said, he would beg to ask the First Lord of the Treasury, Whether, considering that the Report and Evidence by the Royal Commissioners of Irish Primary Education has been yet only partially issued, viz., volumes 1 to 5, consisting of 3,487 pages (volumes 6, 7, and 8, and the addenda to vol. 1 not having been yet completed), and the importance and difficulty of the subject, the Government will state that they have no intention of altering the present system in the next Session of Parliament; and, in the event of such being the case, whether they will take into immediate consideration the present inadequate remuneration of the national schoolteachers in Ireland?

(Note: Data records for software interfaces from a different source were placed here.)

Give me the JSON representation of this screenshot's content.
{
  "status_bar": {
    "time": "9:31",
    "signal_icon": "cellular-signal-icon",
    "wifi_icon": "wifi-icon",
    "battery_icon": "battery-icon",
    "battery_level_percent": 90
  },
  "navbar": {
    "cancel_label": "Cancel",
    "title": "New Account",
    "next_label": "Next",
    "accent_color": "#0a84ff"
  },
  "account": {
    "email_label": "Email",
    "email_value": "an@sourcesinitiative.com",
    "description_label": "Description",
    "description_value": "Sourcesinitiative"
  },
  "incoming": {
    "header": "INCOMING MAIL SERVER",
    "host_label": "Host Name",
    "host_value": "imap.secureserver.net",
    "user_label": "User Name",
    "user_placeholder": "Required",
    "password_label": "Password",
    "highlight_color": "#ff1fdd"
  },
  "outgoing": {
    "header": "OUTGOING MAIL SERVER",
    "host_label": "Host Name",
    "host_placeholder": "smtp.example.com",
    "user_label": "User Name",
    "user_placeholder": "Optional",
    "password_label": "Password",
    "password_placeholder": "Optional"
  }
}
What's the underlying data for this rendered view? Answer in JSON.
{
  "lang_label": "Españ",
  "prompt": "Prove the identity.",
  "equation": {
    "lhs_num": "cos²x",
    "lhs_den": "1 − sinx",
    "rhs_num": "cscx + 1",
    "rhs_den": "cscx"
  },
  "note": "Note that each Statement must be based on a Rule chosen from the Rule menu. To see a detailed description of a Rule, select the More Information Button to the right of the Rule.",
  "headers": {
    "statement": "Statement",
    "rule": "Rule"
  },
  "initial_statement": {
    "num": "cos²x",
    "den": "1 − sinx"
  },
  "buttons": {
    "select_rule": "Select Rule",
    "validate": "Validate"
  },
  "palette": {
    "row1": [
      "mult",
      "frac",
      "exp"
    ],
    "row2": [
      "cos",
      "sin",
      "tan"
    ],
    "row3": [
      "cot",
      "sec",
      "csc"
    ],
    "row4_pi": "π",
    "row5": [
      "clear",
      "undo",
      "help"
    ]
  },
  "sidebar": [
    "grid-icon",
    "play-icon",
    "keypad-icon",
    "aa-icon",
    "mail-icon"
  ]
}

The hon. Gentleman, Sir, has not stated the whole strength of his case in putting this Question, for he has omitted that portion of it in which he points out that the portion of the Evidence taken before the Royal Commissioners on Primary Education in Ireland, published, amounted to 3,487 pages, and that a considerable portion still remained unpublished. The last portion of their Evidence delivered I nave not seen, and I have not even read those 3,487 pages. At the present, therefore, I am little wiser for the labour of this Commission. At the same time, although, the Commission was not appointed by the present Government, nor in consonance with the views which we entertained, yet it is the duty of the Government to pay respectful attention to the recommendations of those Commissioners so soon as we shall have an opportunity of doing so. Under these circumstances, I am not able to give the hon. Baronet any assurance on the subject except this—that I have no present intention of making a proposal to the House on the subject of Irish National Education. The practical question of the hon. Baronet I presume is whether there cannot be any immediate review or consideration of the recommendations of that Commission, and if we shall consent to proceed to consider separately the present inadequate remuneration of the Irish school teachers. With regard to that subject, we think it would not be expedient to make any proposal to Parliament at the present time. The question is so mixed up with the whole machinery of the system of education—there are so many rules and regulations and so many expedients that may be brought to bear upon the subject of education with regard to the mode of providing the funds by which it is to be carried on—that we do not think it would be prudent to make a proposal with regard to the salaries of the national schoolmasters until we shall have an opportunity of considering the whole subject. I am not prepared to state the course we may then adopt; but it will be such as we think will be consonant with justice.